Exercise:
Only the pictures stay out; every record is to be quoted exactly.
───
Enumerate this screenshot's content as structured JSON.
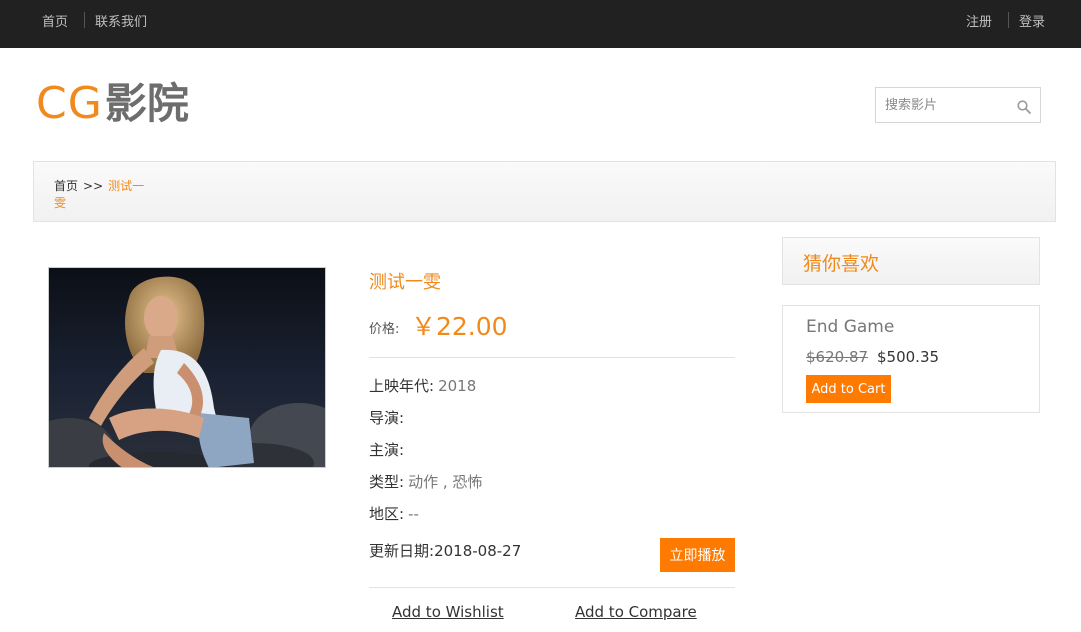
{
  "topbar": {
    "home": "首页",
    "contact": "联系我们",
    "register": "注册",
    "login": "登录"
  },
  "logo": {
    "latin": "CG",
    "chinese": "影院"
  },
  "search": {
    "placeholder": "搜索影片"
  },
  "breadcrumb": {
    "home": "首页",
    "separator": ">>",
    "current": "测试一 雯"
  },
  "movie": {
    "title": "测试一雯",
    "price_label": "价格:",
    "price": "￥22.00",
    "year_label": "上映年代:",
    "year": "2018",
    "director_label": "导演:",
    "director": "",
    "cast_label": "主演:",
    "cast": "",
    "genre_label": "类型:",
    "genre": "动作 , 恐怖",
    "region_label": "地区:",
    "region": "--",
    "updated_label": "更新日期:",
    "updated": "2018-08-27",
    "play_button": "立即播放",
    "wishlist": "Add to Wishlist",
    "compare": "Add to Compare"
  },
  "sidebar": {
    "heading": "猜你喜欢",
    "item": {
      "name": "End Game",
      "old_price": "$620.87",
      "new_price": "$500.35",
      "cart_button": "Add to Cart"
    }
  },
  "colors": {
    "accent": "#f08a1c",
    "button": "#ff7a00",
    "topbar": "#212121"
  },
  "icons": {
    "search": "search-icon"
  }
}
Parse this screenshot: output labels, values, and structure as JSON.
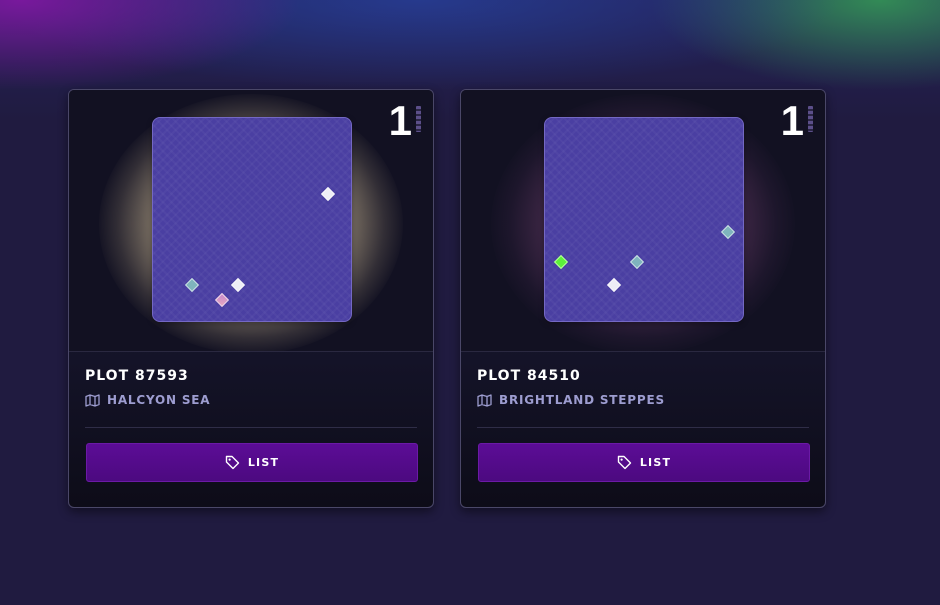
{
  "plots": [
    {
      "title": "PLOT 87593",
      "region": "HALCYON SEA",
      "badge": "1",
      "action_label": "LIST",
      "region_icon": "map-icon",
      "action_icon": "tag-icon",
      "glow_color": "#bfae91"
    },
    {
      "title": "PLOT 84510",
      "region": "BRIGHTLAND STEPPES",
      "badge": "1",
      "action_label": "LIST",
      "region_icon": "map-icon",
      "action_icon": "tag-icon",
      "glow_color": "#5f375f"
    }
  ],
  "colors": {
    "background": "#201b40",
    "plot_fill": "#4a3fa2",
    "button": "#5c0c96",
    "accent_text": "#9d9dd0",
    "marker_green": "#5cf03a"
  }
}
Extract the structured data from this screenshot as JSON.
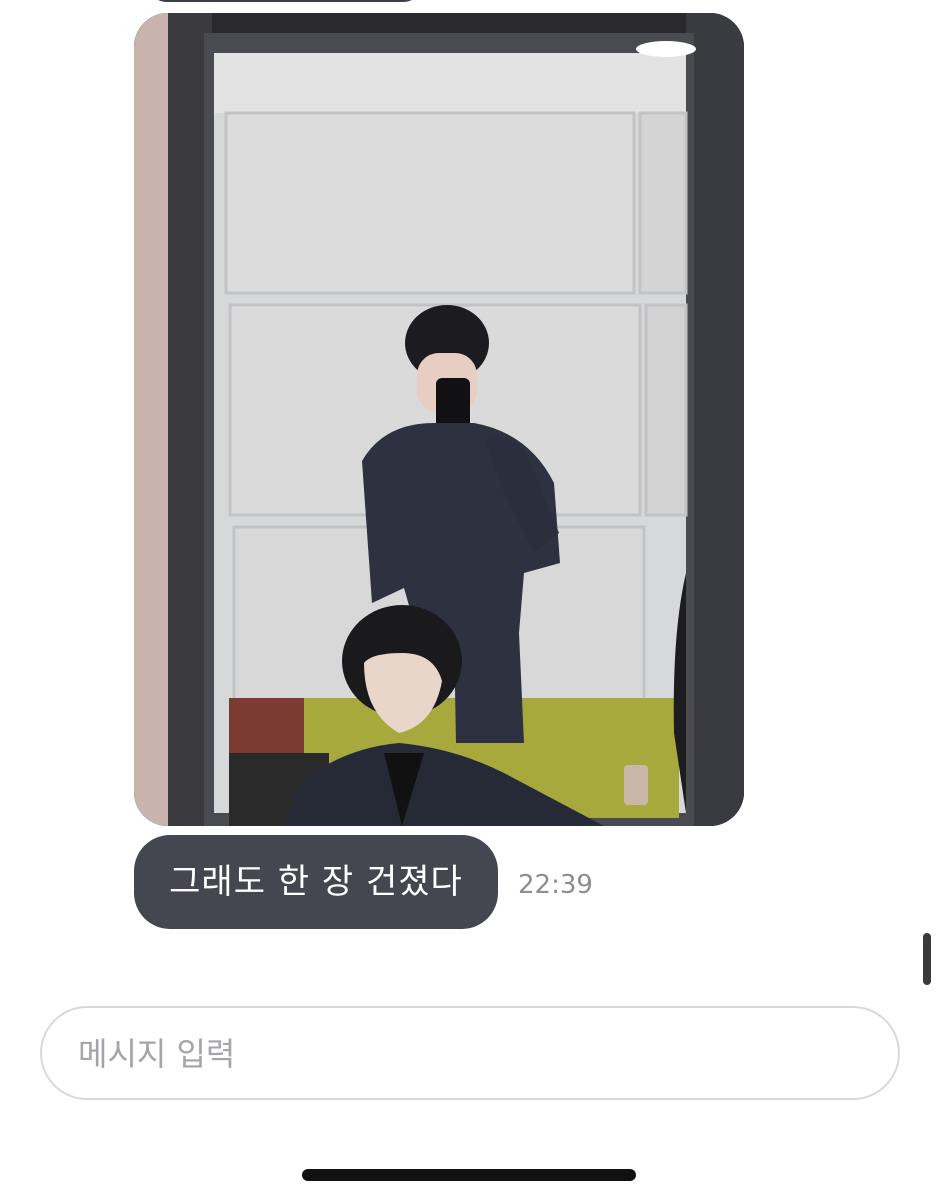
{
  "chat": {
    "messages": [
      {
        "type": "image",
        "alt": "mirror selfie photo"
      },
      {
        "type": "text",
        "text": "그래도 한 장 건졌다",
        "time": "22:39"
      }
    ]
  },
  "composer": {
    "placeholder": "메시지 입력"
  },
  "colors": {
    "bubble_bg": "#44474f",
    "bubble_text": "#ffffff",
    "time_text": "#8d8d93",
    "composer_border": "#d9d9dd",
    "placeholder_text": "#a4a4aa"
  }
}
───
Solution to this task:
Enumerate this screenshot's content as structured JSON.
{
  "topbar": {
    "home": "首页",
    "contact": "联系我们",
    "register": "注册",
    "login": "登录"
  },
  "logo": {
    "latin": "CG",
    "chinese": "影院"
  },
  "search": {
    "placeholder": "搜索影片"
  },
  "breadcrumb": {
    "home": "首页",
    "separator": ">>",
    "current": "测试一 雯"
  },
  "movie": {
    "title": "测试一雯",
    "price_label": "价格:",
    "price": "￥22.00",
    "year_label": "上映年代:",
    "year": "2018",
    "director_label": "导演:",
    "director": "",
    "cast_label": "主演:",
    "cast": "",
    "genre_label": "类型:",
    "genre": "动作 , 恐怖",
    "region_label": "地区:",
    "region": "--",
    "updated_label": "更新日期:",
    "updated": "2018-08-27",
    "play_button": "立即播放",
    "wishlist": "Add to Wishlist",
    "compare": "Add to Compare"
  },
  "sidebar": {
    "heading": "猜你喜欢",
    "item": {
      "name": "End Game",
      "old_price": "$620.87",
      "new_price": "$500.35",
      "cart_button": "Add to Cart"
    }
  },
  "colors": {
    "accent": "#f08a1c",
    "button": "#ff7a00",
    "topbar": "#212121"
  },
  "icons": {
    "search": "search-icon"
  }
}
Parse this screenshot: output labels, values, and structure as JSON.
{
  "plots": [
    {
      "title": "PLOT 87593",
      "region": "HALCYON SEA",
      "badge": "1",
      "action_label": "LIST",
      "region_icon": "map-icon",
      "action_icon": "tag-icon",
      "glow_color": "#bfae91"
    },
    {
      "title": "PLOT 84510",
      "region": "BRIGHTLAND STEPPES",
      "badge": "1",
      "action_label": "LIST",
      "region_icon": "map-icon",
      "action_icon": "tag-icon",
      "glow_color": "#5f375f"
    }
  ],
  "colors": {
    "background": "#201b40",
    "plot_fill": "#4a3fa2",
    "button": "#5c0c96",
    "accent_text": "#9d9dd0",
    "marker_green": "#5cf03a"
  }
}
Extract the structured data from this screenshot as JSON.
{
  "chat": {
    "messages": [
      {
        "type": "image",
        "alt": "mirror selfie photo"
      },
      {
        "type": "text",
        "text": "그래도 한 장 건졌다",
        "time": "22:39"
      }
    ]
  },
  "composer": {
    "placeholder": "메시지 입력"
  },
  "colors": {
    "bubble_bg": "#44474f",
    "bubble_text": "#ffffff",
    "time_text": "#8d8d93",
    "composer_border": "#d9d9dd",
    "placeholder_text": "#a4a4aa"
  }
}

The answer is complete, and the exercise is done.